*** Records for this task Section Begins ***

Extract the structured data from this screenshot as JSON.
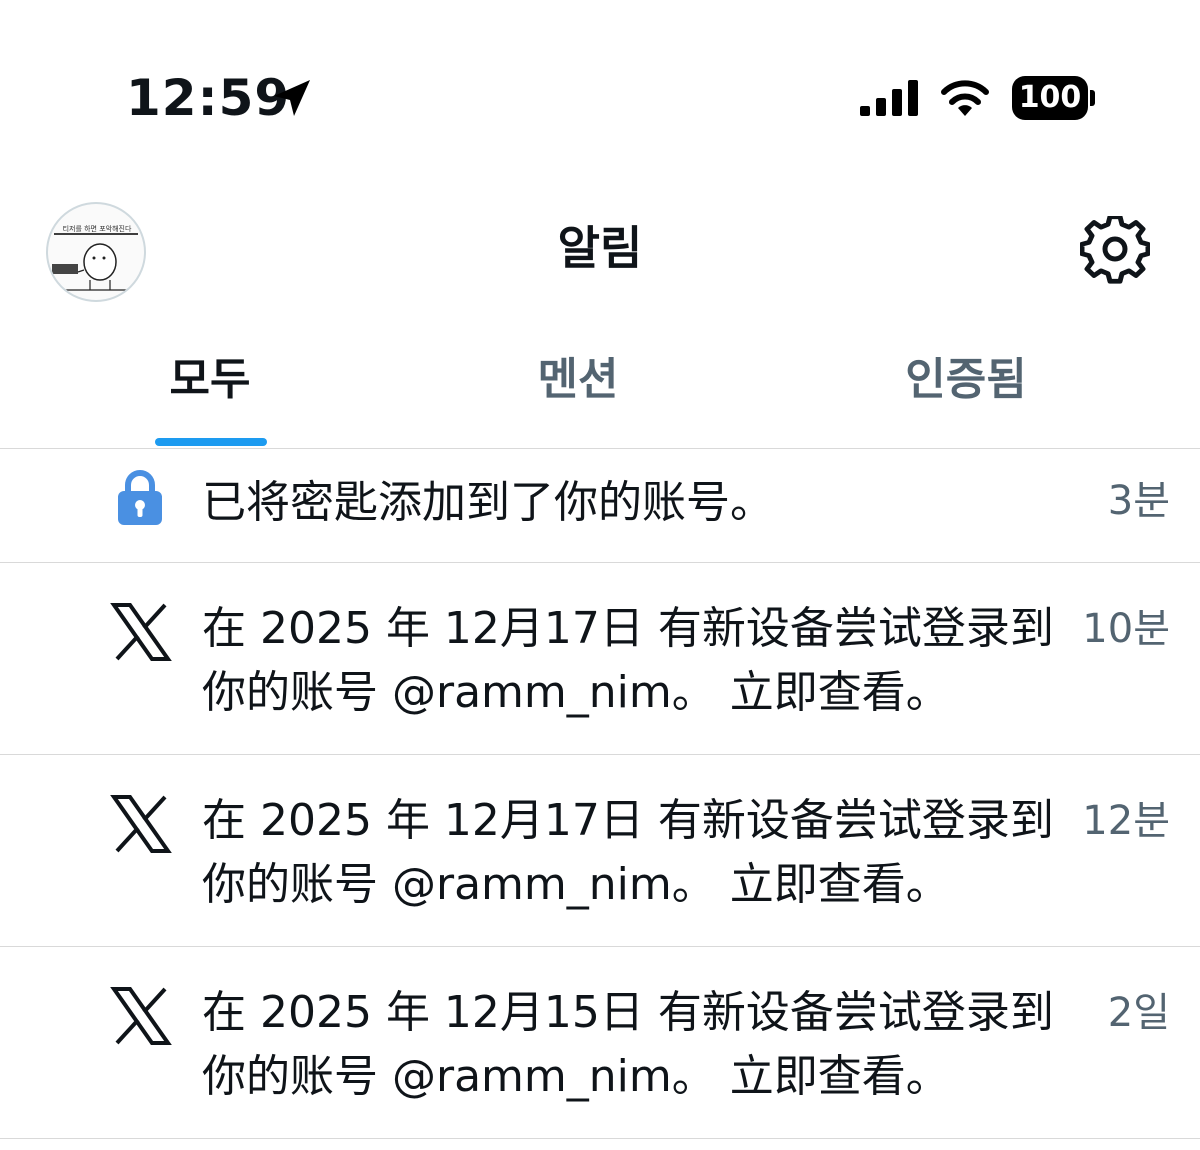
{
  "status_bar": {
    "time": "12:59",
    "battery": "100"
  },
  "header": {
    "title": "알림",
    "avatar_caption": "티저를 하면 포악해진다"
  },
  "tabs": [
    {
      "label": "모두",
      "active": true
    },
    {
      "label": "멘션",
      "active": false
    },
    {
      "label": "인증됨",
      "active": false
    }
  ],
  "notifications": [
    {
      "icon": "lock-icon",
      "text": "已将密匙添加到了你的账号。",
      "time": "3분"
    },
    {
      "icon": "x-logo-icon",
      "text": "在 2025 年 12月17日 有新设备尝试登录到你的账号 @ramm_nim。 立即查看。",
      "time": "10분"
    },
    {
      "icon": "x-logo-icon",
      "text": "在 2025 年 12月17日 有新设备尝试登录到你的账号 @ramm_nim。 立即查看。",
      "time": "12분"
    },
    {
      "icon": "x-logo-icon",
      "text": "在 2025 年 12月15日 有新设备尝试登录到你的账号 @ramm_nim。 立即查看。",
      "time": "2일"
    }
  ],
  "colors": {
    "accent": "#1d9bf0",
    "lock_icon": "#4a90e2",
    "secondary_text": "#536471"
  }
}
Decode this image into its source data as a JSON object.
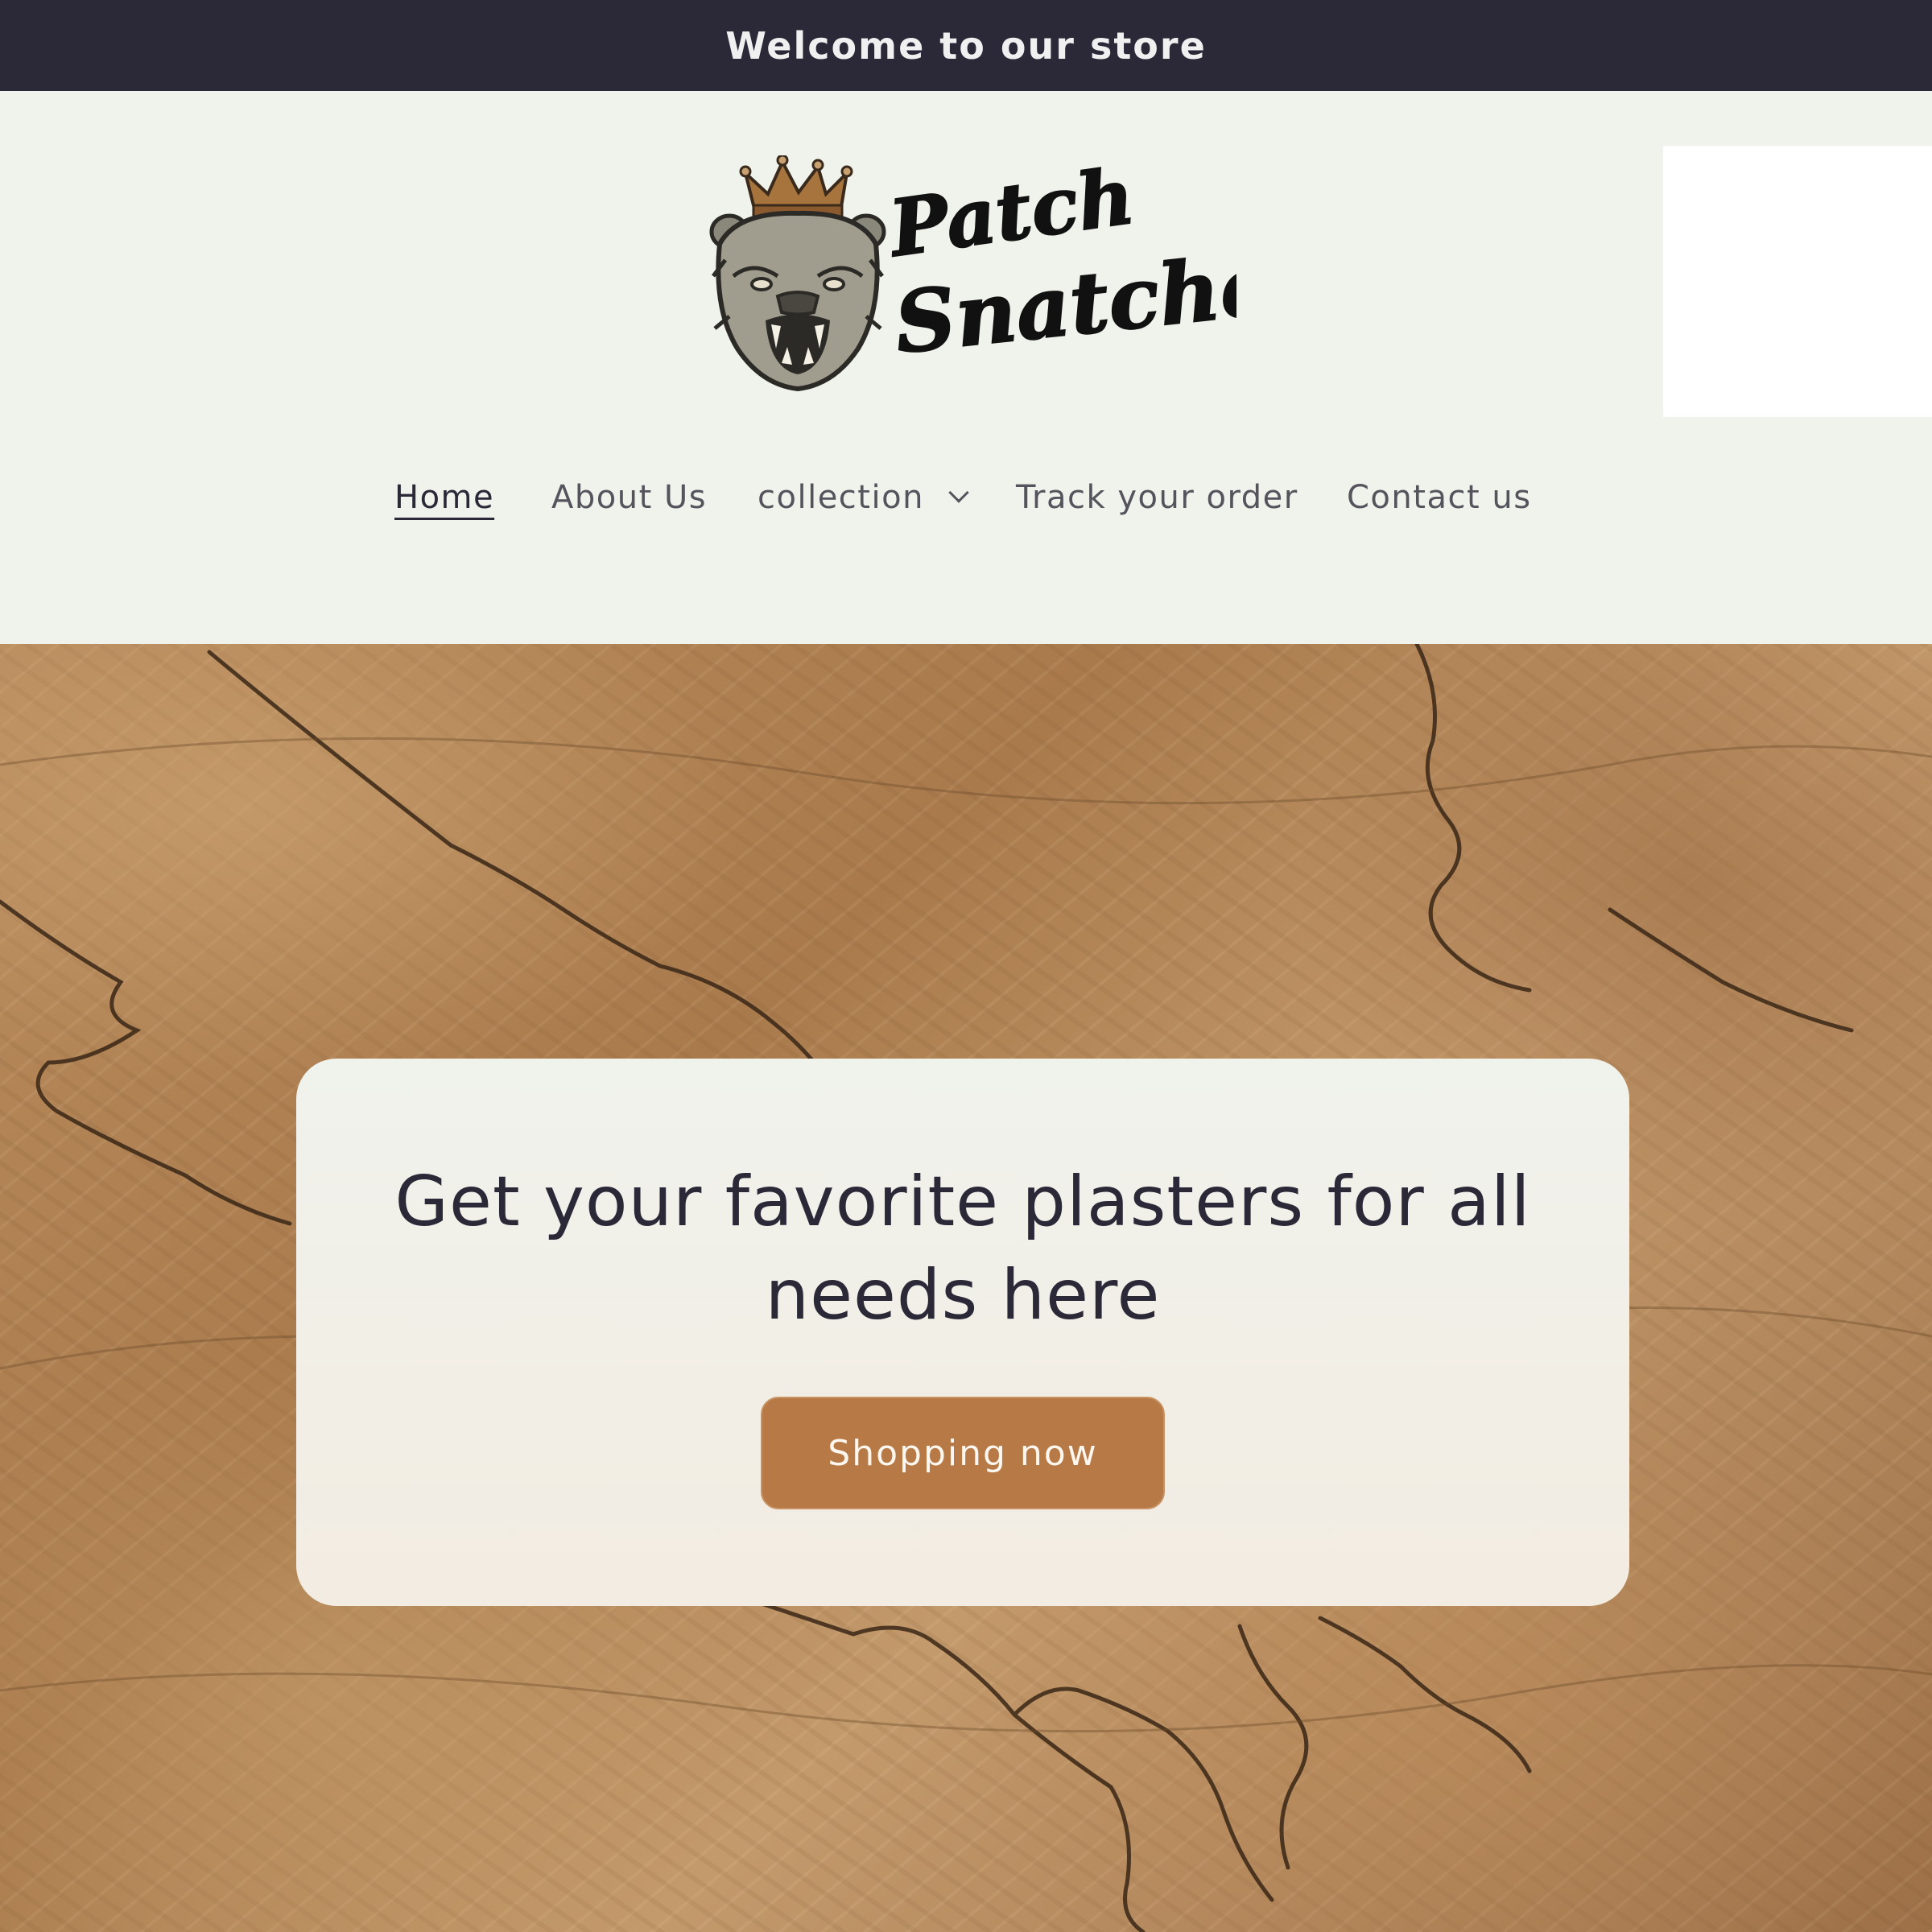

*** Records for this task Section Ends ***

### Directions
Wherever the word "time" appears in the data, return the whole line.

### Response
    "time": "12:59",
      "time": "3분"
      "time": "10분"
      "time": "12분"
      "time": "2일"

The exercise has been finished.